We came away with a clear impres­sion of what seemed to us to be the dom­i­nant brew­eries in the region: Allen­dale, Mor­due and Wylam were almost every­where. We’d tried Wylam beers in the past and thought they were decent but we’ve noticed a renewed buzz around them on social media in the last year; now we see why.

Almost every pub we went in had one beer we real­ly want­ed to drink and most had a cou­ple more we were keen to try, or already knew we liked. Across the board there was a ten­den­cy to pro­vide a range from dark to light, and from weak to strong. Only in one pub-bar (the oth­er­wise like­able Cluny) did we find our­selves think­ing that the vast range of hand-pumps might be a bit ambi­tious – the beer was­n’t off, just a bit tired.

Light shining through coloured glass into a dark pub.
Stained glass at the Crown Posa­da.

But even if the beer had been ter­ri­ble every­where it would­n’t have mat­tered too much because the pubs are just so pret­ty – stained glass, fired tiles, dec­o­ra­tive brick, shin­ing brass, lay­ers of pati­na – and often set beneath the cathe­dral-like arch­es of the city’s many great bridges.

And, final­ly, not in New­cas­tle but a short train ride away in Hartle­pool, we got to vis­it our first microp­ub, The Rat Race – the sec­ond ever, which opened in 2009. We stayed for a cou­ple of hours, inter­viewed the land­lord, Peter Mor­gan, and chat­ted to some of his reg­u­lars, and to oth­ers who drift­ed through. We think we get it now and, yes, we reck­on they’re prob­a­bly a good thing.

Interior of the Rat Race micropub.
The Rat Race. Yes, that’s Astro­turf on the floor.

This is a part of the world which, to our eyes, def­i­nite­ly seems to have a healthy beer cul­ture. If you decide to pay a vis­it your­self – and you should – do check out these local pub­li­ca­tions for tips:
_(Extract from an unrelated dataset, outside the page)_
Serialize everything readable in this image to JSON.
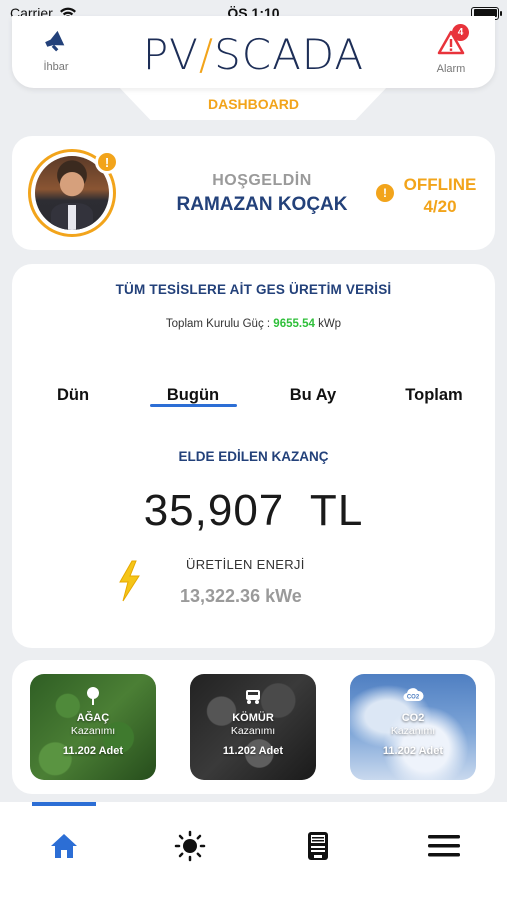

  • Tyne­side & Northum­ber­land CAM­RA’s Can­ny Bevvy newslet­ter
  • Inde­pen­dent mag­a­zine Cheers North East edit­ed by local expert Alas­tair Gilmour